If you’re lucky enough to land here before you post at your first workout, there’s a few pro tips you should heed for a successful experience. If you’re reading this after your first workout, that means you didn’t die, and you’re probably coming back. We’re glad you’re here.
For FNGs, the swirl of inside lingo and jargon used at your average F3 workout can be a bit confusing, but don’t let it intimidate you. Like, for instance, “What’s an FNG, and why do people keep calling me that?” By the way, FNG stands for Friendly New Guy, or something like that.
Common lexicon we use on a daily basis:
- 2.0: Your kids
- AO: Workout location
- Backblast: Workout recap
- Beatdown: Workout
- Coffeteria: Post-workout gathering
- Coupon: Cinder block
- HDHH: Hump day happy hour
- M: Your wife/significant other
- Pax: You, a member of F3
- Post: Show up for a workout
- Q: Leader of each workout
- SYITG: See you in the gloom
- TClaps: Triple claps (in admiration)
- YHC: Your humble correspondent
- HC: Hard Commit
Note: There’s a LOT of specific terminology in our Lexicon. Don’t let it overwhelm you. You’ll catch on quick. It’s easier than learning Pig Latin or html code.
We call “normal” exercises ridiculous names. For example, push-ups are “Merkins.” Call ‘em push-ups and you might have to do a few extra Merkins.
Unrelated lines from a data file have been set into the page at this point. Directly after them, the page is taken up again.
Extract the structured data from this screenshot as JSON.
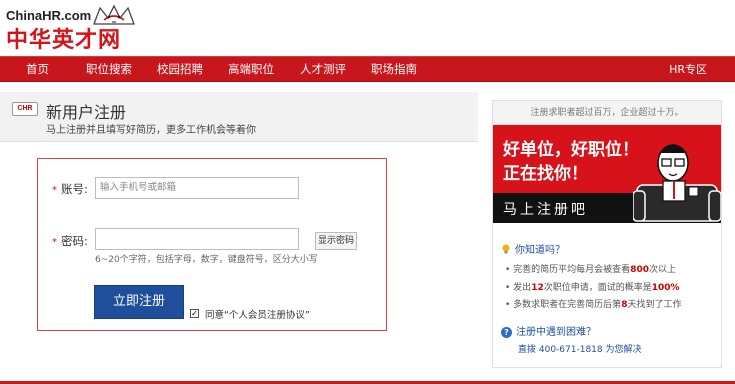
{
  "logo": {
    "en": "ChinaHR.com",
    "cn": "中华英才网",
    "mascot": "fox-mascot-logo"
  },
  "nav": {
    "items": [
      {
        "label": "首页"
      },
      {
        "label": "职位搜索"
      },
      {
        "label": "校园招聘"
      },
      {
        "label": "高端职位"
      },
      {
        "label": "人才测评"
      },
      {
        "label": "职场指南"
      }
    ],
    "right_label": "HR专区"
  },
  "page": {
    "icon_text": "CHR",
    "title": "新用户注册",
    "subtitle": "马上注册并且填写好简历，更多工作机会等着你"
  },
  "form": {
    "account_label": "账号:",
    "account_placeholder": "输入手机号或邮箱",
    "password_label": "密码:",
    "password_value": "",
    "show_password_label": "显示密码",
    "password_hint": "6~20个字符，包括字母，数字，键盘符号，区分大小写",
    "submit_label": "立即注册",
    "agree_checked": "✓",
    "agree_prefix": "同意",
    "agree_link": "“个人会员注册协议”"
  },
  "sidebar": {
    "top_text": "注册求职者超过百万，企业超过十万。",
    "banner": {
      "line1": "好单位，好职位！",
      "line2": "正在找你！",
      "cta": "马上注册吧",
      "figure": "cartoon-man-on-couch"
    },
    "know_title": "你知道吗？",
    "tips": [
      {
        "pre": "完善的简历平均每月会被查看",
        "em": "800",
        "post": "次以上"
      },
      {
        "pre": "发出",
        "em": "12",
        "post": "次职位申请，面试的概率是",
        "em2": "100%"
      },
      {
        "pre": "多数求职者在完善简历后第",
        "em": "8",
        "post": "天找到了工作"
      }
    ],
    "help_title": "注册中遇到困难？",
    "help_line": "直拨 400-671-1818 为您解决"
  },
  "colors": {
    "brand_red": "#c8161d",
    "button_blue": "#1f4f9c",
    "form_border": "#e53f40"
  }
}
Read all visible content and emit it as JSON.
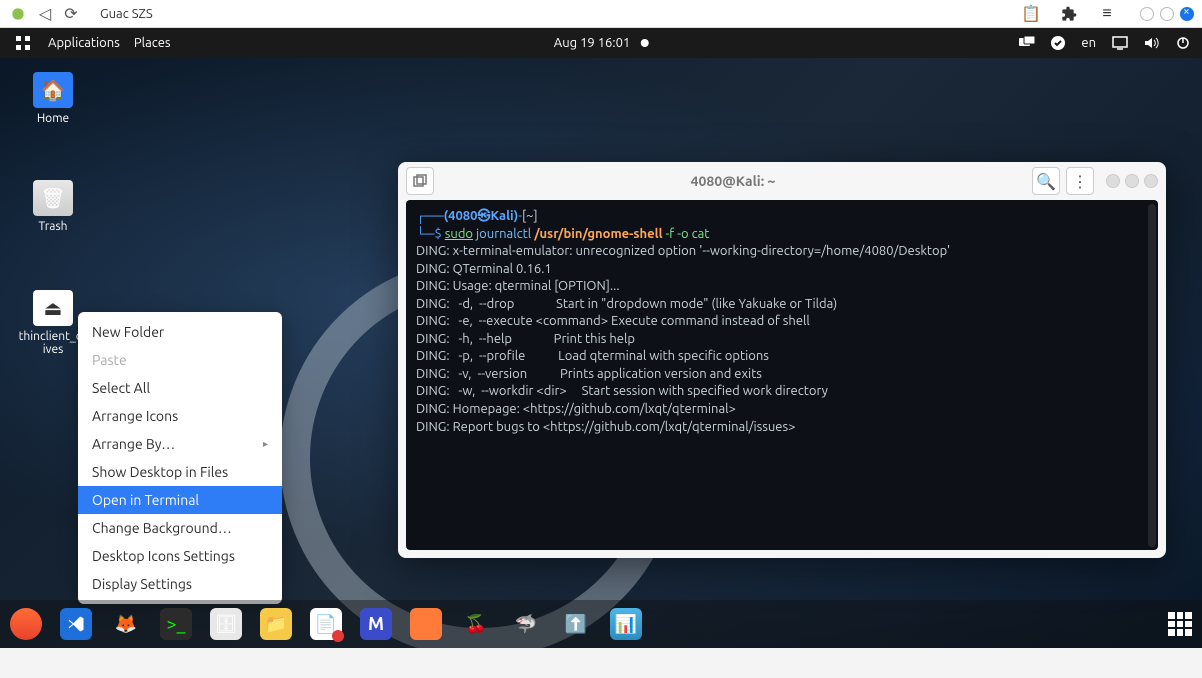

Seems fair, right? Trying to make sense of what your body just did? Don’t worry, you’ll get the hang of it!
Note: You are not expected to know every exercise by name, but you’ll learn a lot of them over time. Pro tips for your first few Q’s: 1) Search for exercises in batches according to their “tag.” 2) Pick a word, e.g. “STRONG,” then theme your workout around exercises that start with each letter of that word.
Your First Q
F3 is peer-led. We’re building leaders, not followers. As soon as you’re comfortable, step up, and lead us, too. We like to see everyone Q at least two workouts per month. The first one’s always a little rough around the edges, but that’s okay—it’s how we become sharper.
The dialogue below is how we call exercises. No shame in fumbling, but expect pax to hold us accountable. That’s how we all get better.
Note to Qs: Use your OUTSIDE VOICE so pax can hear you. And, be prepared to give demonstrations on everything you instruct. Just because you know the drill doesn’t mean everyone else does. Lead by example.
Q: The next exercise is __________.
Pax: __________ [acknowledge by repeating said exercise]
Q: In cadence [or] On your own. If in cadence, practice your count in advance. Unless you prep pax before the exercise, your count/pace should be at a 3 (on a scale of 1-5). If you push too fast without warning, pax can have a tendency to cheat form (and risk injury) in order to keep up.
Pax: __________ [acknowledge by repeating “In cadence” or “On your own”]
Q: Starting position, move. [allow pax time to get into position]
Pax: Get into position
Q: If in cadence, Q counts movements or gives specific direction (e.g., if SSH, Q counts 1, 2, 3, or if Merkins, Q says, “Down”)
Pax: Count reps out loud so everyone knows where we’re at.
Q: If in cadence, INFLECT voice on last exercise so pax know when to HALT.
Pax: If in cadence, you should hear Q’s voice INFLECT on the last rep. Instead of counting that last rep as a #, speak up and announce, “Halt!”
Rinse & Repeat
Leadership is a skill that a person must learn and master during their lifetime rather than an attribute of their character with which they are born. Use F3’s Q Source as a resource for the timeless principles of leadership and their effective application in our workouts and lives.